**Work instructions:** Would you please print the data a second time, exactly as it stands?
======== Records for the exercise ========
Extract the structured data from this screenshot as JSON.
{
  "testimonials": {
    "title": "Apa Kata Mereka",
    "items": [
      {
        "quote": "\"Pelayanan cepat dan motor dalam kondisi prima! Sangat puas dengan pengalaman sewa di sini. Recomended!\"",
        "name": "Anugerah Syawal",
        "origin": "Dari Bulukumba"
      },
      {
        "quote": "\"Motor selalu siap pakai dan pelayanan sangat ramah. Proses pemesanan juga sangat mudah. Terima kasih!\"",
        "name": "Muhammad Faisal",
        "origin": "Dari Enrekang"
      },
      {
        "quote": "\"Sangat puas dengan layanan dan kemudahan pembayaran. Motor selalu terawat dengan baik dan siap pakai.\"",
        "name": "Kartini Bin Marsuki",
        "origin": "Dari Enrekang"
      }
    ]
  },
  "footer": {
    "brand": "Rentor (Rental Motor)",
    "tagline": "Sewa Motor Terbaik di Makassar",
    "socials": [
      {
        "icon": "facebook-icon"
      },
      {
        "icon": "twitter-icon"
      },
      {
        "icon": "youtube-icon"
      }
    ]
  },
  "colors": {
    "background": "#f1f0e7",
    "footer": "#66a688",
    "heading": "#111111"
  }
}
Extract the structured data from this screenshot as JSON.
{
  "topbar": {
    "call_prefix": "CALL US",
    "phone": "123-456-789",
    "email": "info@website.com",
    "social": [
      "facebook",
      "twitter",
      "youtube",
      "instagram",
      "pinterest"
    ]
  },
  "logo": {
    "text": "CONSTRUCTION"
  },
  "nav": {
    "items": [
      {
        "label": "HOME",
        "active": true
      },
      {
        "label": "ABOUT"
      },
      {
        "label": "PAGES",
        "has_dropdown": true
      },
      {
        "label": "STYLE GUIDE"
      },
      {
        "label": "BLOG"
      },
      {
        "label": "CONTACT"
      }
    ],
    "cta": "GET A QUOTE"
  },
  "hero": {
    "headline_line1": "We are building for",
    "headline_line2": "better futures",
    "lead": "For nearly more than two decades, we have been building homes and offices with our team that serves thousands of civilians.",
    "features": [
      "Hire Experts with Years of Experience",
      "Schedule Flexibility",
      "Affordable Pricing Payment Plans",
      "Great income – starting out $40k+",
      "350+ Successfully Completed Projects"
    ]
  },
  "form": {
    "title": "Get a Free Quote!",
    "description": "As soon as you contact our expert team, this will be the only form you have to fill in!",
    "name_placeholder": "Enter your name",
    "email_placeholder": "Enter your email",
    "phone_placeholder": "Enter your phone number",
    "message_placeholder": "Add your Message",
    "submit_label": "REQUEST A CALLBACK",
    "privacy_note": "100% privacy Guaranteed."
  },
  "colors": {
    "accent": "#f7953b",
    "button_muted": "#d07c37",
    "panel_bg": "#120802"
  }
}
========
**Task response:**
Extract the structured data from this screenshot as JSON.
{
  "testimonials": {
    "title": "Apa Kata Mereka",
    "items": [
      {
        "quote": "\"Pelayanan cepat dan motor dalam kondisi prima! Sangat puas dengan pengalaman sewa di sini. Recomended!\"",
        "name": "Anugerah Syawal",
        "origin": "Dari Bulukumba"
      },
      {
        "quote": "\"Motor selalu siap pakai dan pelayanan sangat ramah. Proses pemesanan juga sangat mudah. Terima kasih!\"",
        "name": "Muhammad Faisal",
        "origin": "Dari Enrekang"
      },
      {
        "quote": "\"Sangat puas dengan layanan dan kemudahan pembayaran. Motor selalu terawat dengan baik dan siap pakai.\"",
        "name": "Kartini Bin Marsuki",
        "origin": "Dari Enrekang"
      }
    ]
  },
  "footer": {
    "brand": "Rentor (Rental Motor)",
    "tagline": "Sewa Motor Terbaik di Makassar",
    "socials": [
      {
        "icon": "facebook-icon"
      },
      {
        "icon": "twitter-icon"
      },
      {
        "icon": "youtube-icon"
      }
    ]
  },
  "colors": {
    "background": "#f1f0e7",
    "footer": "#66a688",
    "heading": "#111111"
  }
}
Extract the structured data from this screenshot as JSON.
{
  "topbar": {
    "call_prefix": "CALL US",
    "phone": "123-456-789",
    "email": "info@website.com",
    "social": [
      "facebook",
      "twitter",
      "youtube",
      "instagram",
      "pinterest"
    ]
  },
  "logo": {
    "text": "CONSTRUCTION"
  },
  "nav": {
    "items": [
      {
        "label": "HOME",
        "active": true
      },
      {
        "label": "ABOUT"
      },
      {
        "label": "PAGES",
        "has_dropdown": true
      },
      {
        "label": "STYLE GUIDE"
      },
      {
        "label": "BLOG"
      },
      {
        "label": "CONTACT"
      }
    ],
    "cta": "GET A QUOTE"
  },
  "hero": {
    "headline_line1": "We are building for",
    "headline_line2": "better futures",
    "lead": "For nearly more than two decades, we have been building homes and offices with our team that serves thousands of civilians.",
    "features": [
      "Hire Experts with Years of Experience",
      "Schedule Flexibility",
      "Affordable Pricing Payment Plans",
      "Great income – starting out $40k+",
      "350+ Successfully Completed Projects"
    ]
  },
  "form": {
    "title": "Get a Free Quote!",
    "description": "As soon as you contact our expert team, this will be the only form you have to fill in!",
    "name_placeholder": "Enter your name",
    "email_placeholder": "Enter your email",
    "phone_placeholder": "Enter your phone number",
    "message_placeholder": "Add your Message",
    "submit_label": "REQUEST A CALLBACK",
    "privacy_note": "100% privacy Guaranteed."
  },
  "colors": {
    "accent": "#f7953b",
    "button_muted": "#d07c37",
    "panel_bg": "#120802"
  }
}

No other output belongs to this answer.